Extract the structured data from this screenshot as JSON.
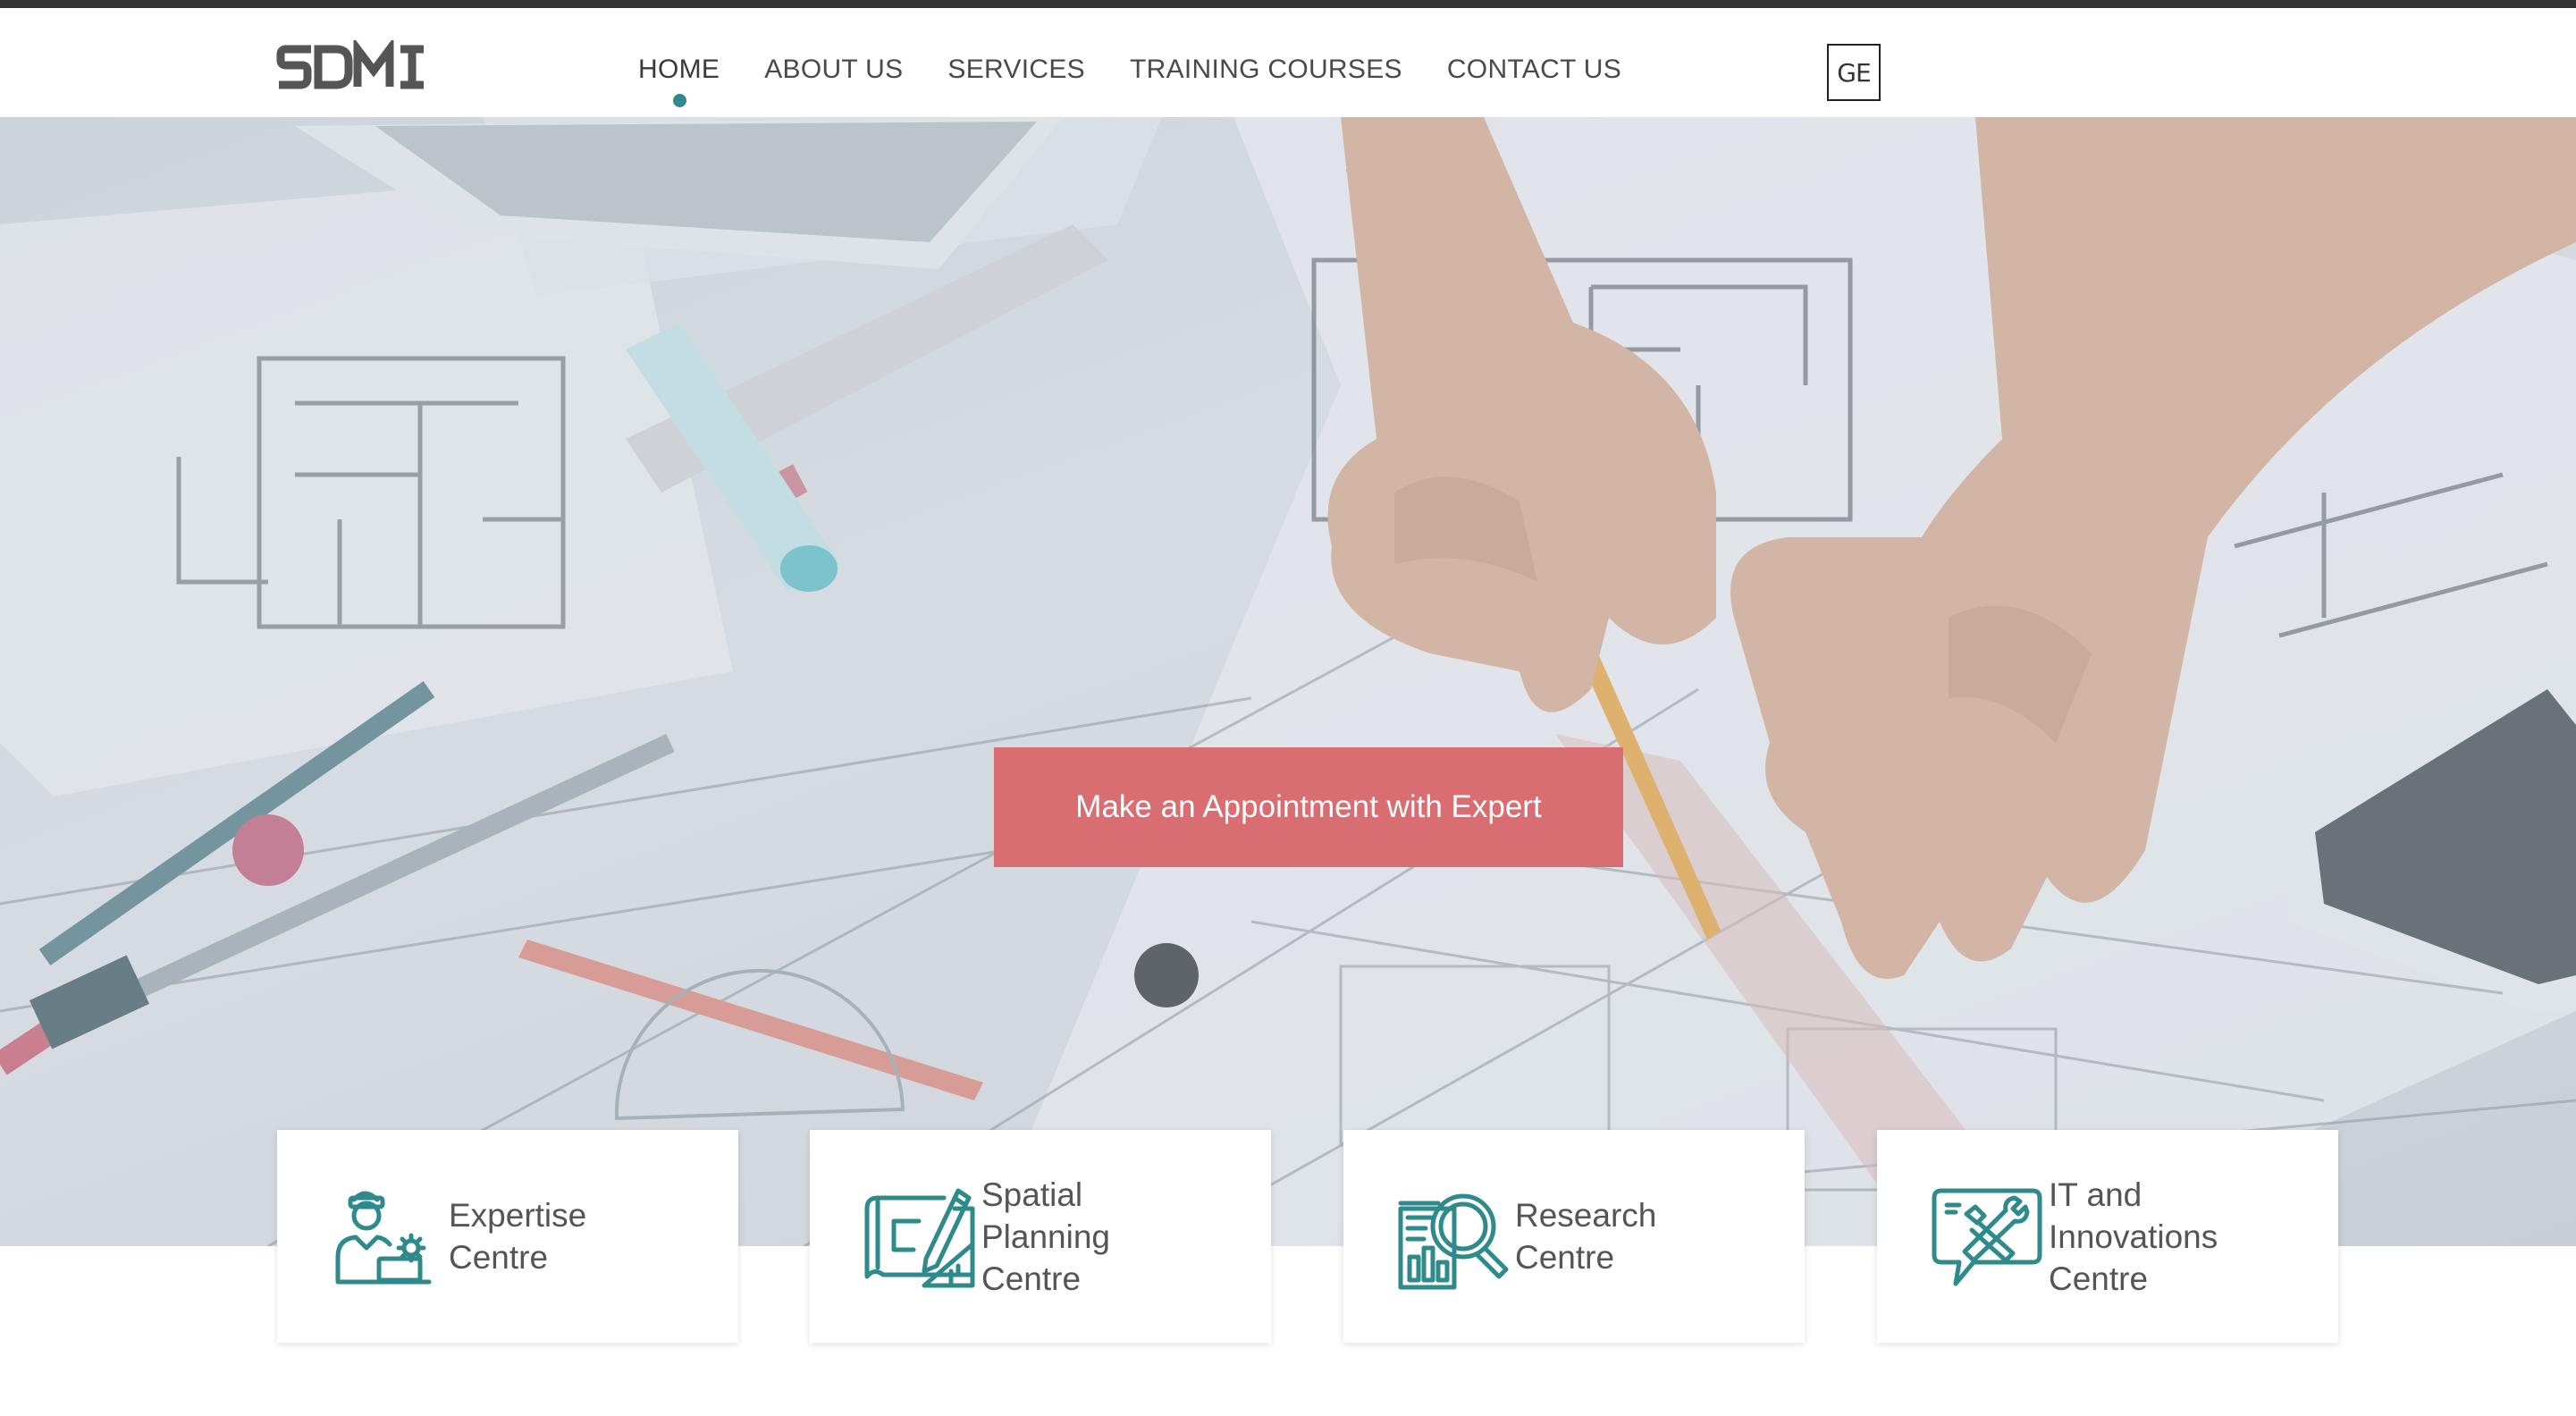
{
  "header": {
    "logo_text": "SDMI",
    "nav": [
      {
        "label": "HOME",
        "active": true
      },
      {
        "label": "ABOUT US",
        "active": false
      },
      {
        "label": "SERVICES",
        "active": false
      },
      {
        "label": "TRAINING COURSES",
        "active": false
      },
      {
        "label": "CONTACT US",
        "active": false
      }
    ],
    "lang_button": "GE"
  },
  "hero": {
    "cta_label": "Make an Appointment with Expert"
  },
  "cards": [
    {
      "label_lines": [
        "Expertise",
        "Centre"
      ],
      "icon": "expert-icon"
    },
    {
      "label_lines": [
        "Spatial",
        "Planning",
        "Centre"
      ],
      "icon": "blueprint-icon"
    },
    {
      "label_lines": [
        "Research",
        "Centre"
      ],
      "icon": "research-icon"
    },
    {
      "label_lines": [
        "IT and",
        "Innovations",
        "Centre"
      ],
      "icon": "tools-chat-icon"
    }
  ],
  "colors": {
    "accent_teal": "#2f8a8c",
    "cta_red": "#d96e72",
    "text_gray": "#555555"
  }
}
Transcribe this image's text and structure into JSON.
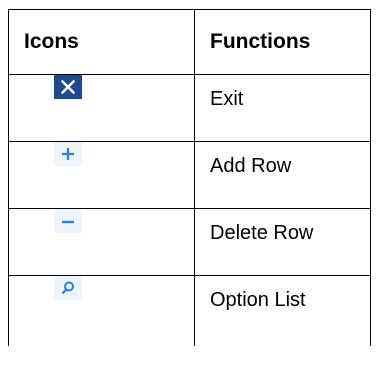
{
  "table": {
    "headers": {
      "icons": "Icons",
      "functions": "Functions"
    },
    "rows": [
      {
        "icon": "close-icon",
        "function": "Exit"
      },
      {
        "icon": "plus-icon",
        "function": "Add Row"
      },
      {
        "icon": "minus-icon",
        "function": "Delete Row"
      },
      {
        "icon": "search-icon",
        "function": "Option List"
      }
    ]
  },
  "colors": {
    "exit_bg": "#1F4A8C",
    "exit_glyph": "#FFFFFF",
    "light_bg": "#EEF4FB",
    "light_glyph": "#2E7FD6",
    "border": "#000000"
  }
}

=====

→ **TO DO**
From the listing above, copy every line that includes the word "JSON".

→ **PROBLEM SOLUTION**
Extract the structured data from this screenshot as JSON.
Transcribe this image's text and structure into JSON.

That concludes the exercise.